What place does reading poetry hold in people's lives? How and where do people experience verse, and what does it reflect about American cultural history?
A symposium organized by a University of Rochester faculty member will examine different facets of poetry reading by the American public. The April 4 event is part of the two-day "Poetry in America: A Library of Congress Bicentennial Celebration" in Washington, D.C., and has been spearheaded by Joan Shelley Rubin, professor of history.
In the works for almost two years, the symposium brings together academics and poets from around the country for panel presentations and even a reading from Dante's Divine Comedy featuring the Italian ambassador. It has been planned in conjunction with Poet Laureate Robert Pinsky's presentation of his "Favorite Poem" archive to the Library of Congress. Pinsky will also discuss contemporary American poetry with fellow award-winning poets Rita Dove, Louise Glück, and W.S. Merwin.
"The Favorite Poem Project" is a video and audio archive of thousands of Americans reciting the poems they love and speaking briefly about the poems' meaning in their lives. Pinsky was in Rochester in spring 1999 to present a "Favorite Poem" event at Writers & Books.
Rubin's own contact with Pinsky began even earlier. The previous year, she recalls, fellow history faculty member Celia Applegate had alerted her to Pinsky's project after hearing about it on public radio, and encouraged her to contact the Poet Laureate about her own work as a cultural historian.
In her research Rubin is looking at the status and uses of poetry reading in America between 1880 and 1950. She has been examining the settings where poetry was read-in the home, at school, even around the campfire-and how the site affected its interpretation and the emotions of the reader or listener.
Rubin asked James Longenbach, Joseph H. Gilmore Professor of English, who knows Pinsky through his own work as a poet and literary critic, to pave the way for contacting the Poet Laureate. When she spoke to Pinsky she found him "very open. He's the perfect Poet Laureate because he is so democratic," she recalls. "He was just very interested in what I was doing and very enthusiastic about the idea of the symposium. He encouraged me to organize it." Having previously worked with the director of the Center for the Book at the Library of Congress, Rubin contacted him about hosting the symposium and got a positive response.
The goal of the symposium, Rubin explains, is to examine poetry reading historically and to underscore the importance of assembling archives such as the one Pinsky has created. The event begins with a panel on "Recovering the Experiences of American Readers," in which Rubin will discuss her research. The other panelists will discuss women readers of poetry and how poetry reading is part of the social history of culture.
Additional symposium highlights on April 4 include panels on poetry and voice, poets and publishers, and poetry in America today. In the final event of the day, Pinsky will read from his translation of Inferno, and will be introduced by Ambassador Ferdinando Salleo of Italy.
The previous evening, Pinsky, Dove, Glück, and Merwin will read their favorite poems.

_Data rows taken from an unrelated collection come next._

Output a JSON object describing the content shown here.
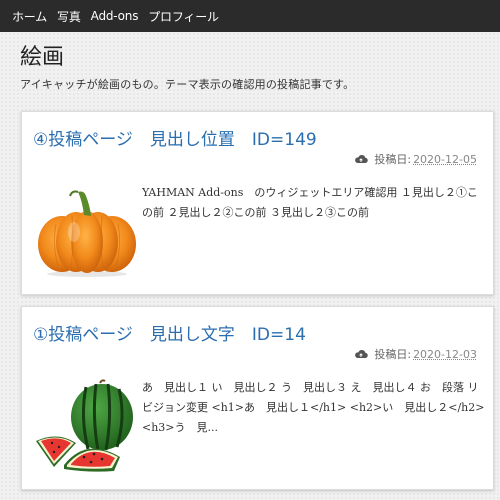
{
  "nav": {
    "items": [
      {
        "label": "ホーム"
      },
      {
        "label": "写真"
      },
      {
        "label": "Add-ons"
      },
      {
        "label": "プロフィール"
      }
    ]
  },
  "page": {
    "title": "絵画",
    "description": "アイキャッチが絵画のもの。テーマ表示の確認用の投稿記事です。"
  },
  "posts": [
    {
      "title": "④投稿ページ　見出し位置　ID=149",
      "date_label": "投稿日:",
      "date": "2020-12-05",
      "excerpt": "YAHMAN Add-ons　のウィジェットエリア確認用 １見出し２①この前 ２見出し２②この前 ３見出し２③この前",
      "thumbnail_icon": "pumpkin-image"
    },
    {
      "title": "①投稿ページ　見出し文字　ID=14",
      "date_label": "投稿日:",
      "date": "2020-12-03",
      "excerpt": "あ　見出し１ い　見出し２ う　見出し３ え　見出し４ お　段落 リビジョン変更 <h1>あ　見出し１</h1> <h2>い　見出し２</h2> <h3>う　見...",
      "thumbnail_icon": "watermelon-image"
    }
  ],
  "colors": {
    "nav_bg": "#2b2b2b",
    "title_link": "#2a6eb0",
    "page_bg": "#f1f1f1"
  }
}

All the events over the two days are free and open to the public.
Co-sponsors of the symposium and celebration are the Library of Congress, the Academy of American Poets, and the Poetry Society of America, with additional support from Borders Books.
Rubin is the recipient of a Guggenheim Fellowship and is a co-editor of the series, A History of the Book in America. She is a member of the American Antiquarian Society and serves on the editorial boards of the Journal of American History and the University of Massachusetts Press' Studies in Print Culture and The History of the Book.
Note to Editors: Rubin is a resident of Brighton.